◆ Exercise objective:
Copy out each line below containing "value".

◆ Information:
^^^^^^^^

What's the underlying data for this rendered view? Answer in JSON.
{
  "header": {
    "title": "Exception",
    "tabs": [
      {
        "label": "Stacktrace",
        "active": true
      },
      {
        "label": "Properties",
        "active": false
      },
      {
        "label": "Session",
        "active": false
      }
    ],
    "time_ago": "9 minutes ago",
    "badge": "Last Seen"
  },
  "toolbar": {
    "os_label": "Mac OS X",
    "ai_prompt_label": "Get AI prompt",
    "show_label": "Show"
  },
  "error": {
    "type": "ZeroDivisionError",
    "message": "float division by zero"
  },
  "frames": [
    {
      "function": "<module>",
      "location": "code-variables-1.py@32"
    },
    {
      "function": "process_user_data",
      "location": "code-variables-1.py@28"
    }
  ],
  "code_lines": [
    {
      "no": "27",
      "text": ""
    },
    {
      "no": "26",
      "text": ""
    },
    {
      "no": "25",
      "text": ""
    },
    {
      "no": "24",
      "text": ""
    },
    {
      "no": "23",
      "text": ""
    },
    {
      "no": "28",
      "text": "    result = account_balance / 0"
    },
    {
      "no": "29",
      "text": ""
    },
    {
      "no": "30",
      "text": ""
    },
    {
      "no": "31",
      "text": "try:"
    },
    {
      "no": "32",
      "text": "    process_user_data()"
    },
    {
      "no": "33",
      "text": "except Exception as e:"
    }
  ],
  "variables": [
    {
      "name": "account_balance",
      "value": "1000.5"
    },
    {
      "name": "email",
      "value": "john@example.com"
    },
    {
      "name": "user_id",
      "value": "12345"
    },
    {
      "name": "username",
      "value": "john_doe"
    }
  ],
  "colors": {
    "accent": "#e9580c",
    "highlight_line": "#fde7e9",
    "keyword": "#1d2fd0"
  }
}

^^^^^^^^

◆ Solution to this task:
      "value": "1000.5"
      "value": "john@example.com"
      "value": "12345"
      "value": "john_doe"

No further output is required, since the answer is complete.